Finally though there’s the non-diffusible calcium which is bound to negatively charged proteins like albumin, the resulting protein-calcium complex is too large and charged to cross membranes, leaving this calcium also uninvolved in cellular processes.

When the body’s levels of extracellular calcium change, it’s detected by a surface receptor in parathyroid cells called the calcium-sensing receptor. This affects the amount of parathyroid hormone that gets released by the parathyroid gland.

The parathyroid hormone gets the bones to release calcium, and gets the kidneys to reabsorb more calcium so it's not lost in the urine as well as synthesize calcitriol also known as 1,25-dihydroxycholecalciferol also known as active vitamin D.
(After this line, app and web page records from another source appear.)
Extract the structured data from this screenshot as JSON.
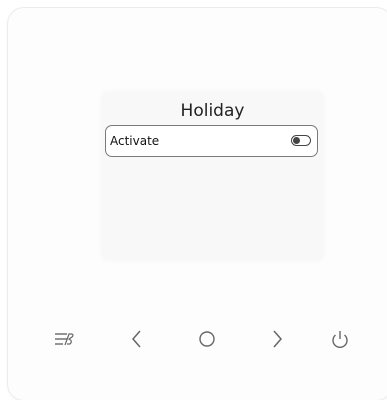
{
  "screen": {
    "title": "Holiday",
    "rows": [
      {
        "label": "Activate",
        "toggle_on": false
      }
    ]
  },
  "buttons": {
    "menu": "menu-icon",
    "back": "chevron-left-icon",
    "select": "circle-icon",
    "next": "chevron-right-icon",
    "power": "power-icon"
  }
}
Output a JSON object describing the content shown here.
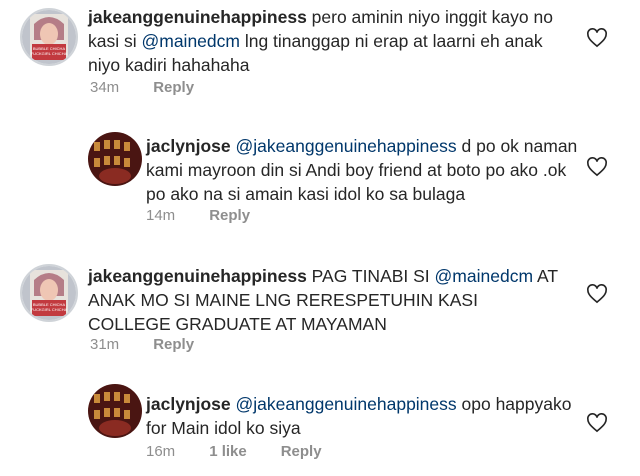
{
  "comments": [
    {
      "username": "jakeanggenuinehappiness",
      "avatar_text": [
        "BUBBLE CHICHA",
        "FUCKGIRL CHICHA"
      ],
      "text_before": " pero aminin niyo inggit kayo no kasi si ",
      "mention": "@mainedcm",
      "text_after": " lng tinanggap ni erap at laarni eh anak niyo kadiri hahahaha",
      "time": "34m",
      "reply_label": "Reply",
      "like_icon": "heart-outline-icon"
    },
    {
      "username": "jaclynjose",
      "text_before": " ",
      "mention": "@jakeanggenuinehappiness",
      "text_after": " d po ok naman kami mayroon din si Andi boy friend at boto po ako .ok po ako na si amain kasi idol ko sa bulaga",
      "time": "14m",
      "reply_label": "Reply",
      "like_icon": "heart-outline-icon"
    },
    {
      "username": "jakeanggenuinehappiness",
      "avatar_text": [
        "BUBBLE CHICHA",
        "FUCKGIRL CHICHA"
      ],
      "text_before": " PAG TINABI SI ",
      "mention": "@mainedcm",
      "text_after": " AT ANAK MO SI MAINE LNG RERESPETUHIN KASI COLLEGE GRADUATE AT MAYAMAN",
      "time": "31m",
      "reply_label": "Reply",
      "like_icon": "heart-outline-icon"
    },
    {
      "username": "jaclynjose",
      "text_before": " ",
      "mention": "@jakeanggenuinehappiness",
      "text_after": " opo happyako for Main idol ko siya",
      "time": "16m",
      "likes": "1 like",
      "reply_label": "Reply",
      "like_icon": "heart-outline-icon"
    }
  ],
  "colors": {
    "text": "#262626",
    "meta": "#8e8e8e",
    "mention": "#00376b"
  }
}
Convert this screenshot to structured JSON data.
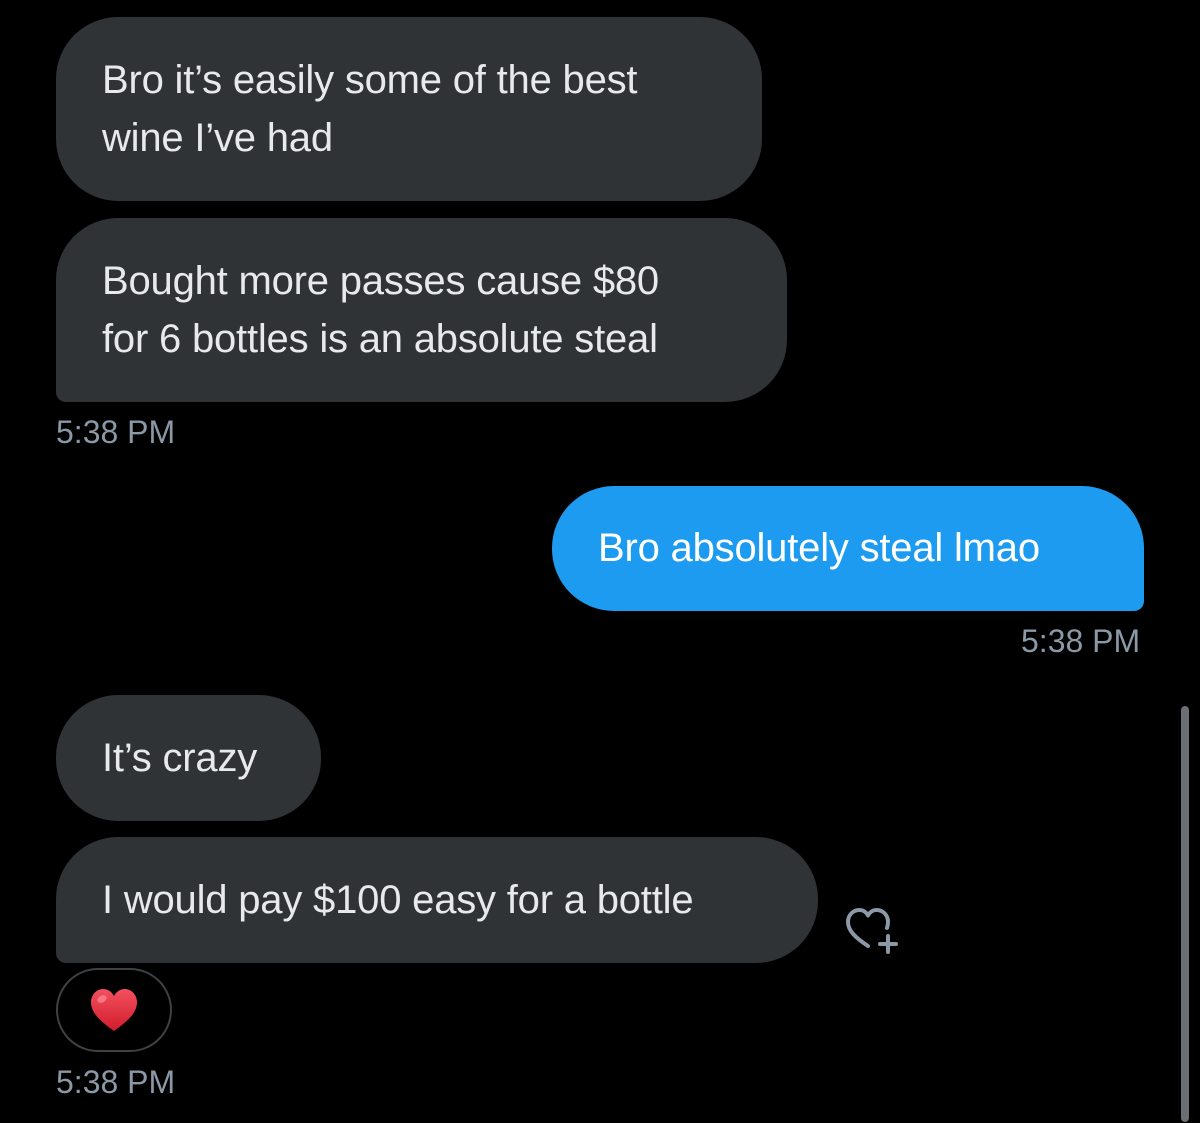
{
  "messages": [
    {
      "direction": "incoming",
      "lines": [
        "Bro it’s easily some of the best",
        "wine I’ve had"
      ]
    },
    {
      "direction": "incoming",
      "lines": [
        "Bought more passes cause $80",
        "for 6 bottles is an absolute steal"
      ],
      "timestamp": "5:38 PM"
    },
    {
      "direction": "outgoing",
      "lines": [
        "Bro absolutely steal lmao"
      ],
      "timestamp": "5:38 PM"
    },
    {
      "direction": "incoming",
      "lines": [
        "It’s crazy"
      ]
    },
    {
      "direction": "incoming",
      "lines": [
        "I would pay $100 easy for a bottle"
      ],
      "reaction": "❤️",
      "timestamp": "5:38 PM"
    }
  ],
  "icons": {
    "add_reaction": "heart-plus-icon",
    "reaction": "red-heart-icon"
  },
  "colors": {
    "background": "#000000",
    "incoming_bubble": "#2f3336",
    "outgoing_bubble": "#1d9bf0",
    "timestamp": "#8b98a5",
    "heart": "#e0245e"
  }
}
Active vitamin D then goes on to cause the gastrointestinal tract to increase calcium absorption. All together, these effects help to keep the extracellular levels of calcium within a narrow range, between 8.5 to 10 mg/dl.

Sometimes though, total calcium levels in the blood, which includes both diffusible and non-diffusible - in blood can vary a bit, depending on the blood's pH and protein levels.

This happens because albumin has acidic amino acids, like glutamate and aspartate, which have some carboxyl groups that are in the form of COO- or COOH. Overall the balance of COO- and COOH changes based on the pH of the blood.

When there’s a high pH, or alkalosis, there are very few protons floating around, and so those carboxyl groups tend to be in the COO- form.

More COO- groups tend to make albumin negatively charged, and since calcium is positively charged, opposites attract, and the negatively charged albumin latches onto calcium, which means there’s more bound calcium and less free-ionized calcium in the blood.

And so even though the total levels of calcium are the same, there’s less ionized calcium which is the one that’s important for cellular processes and can lead to symptoms of hypocalcemia.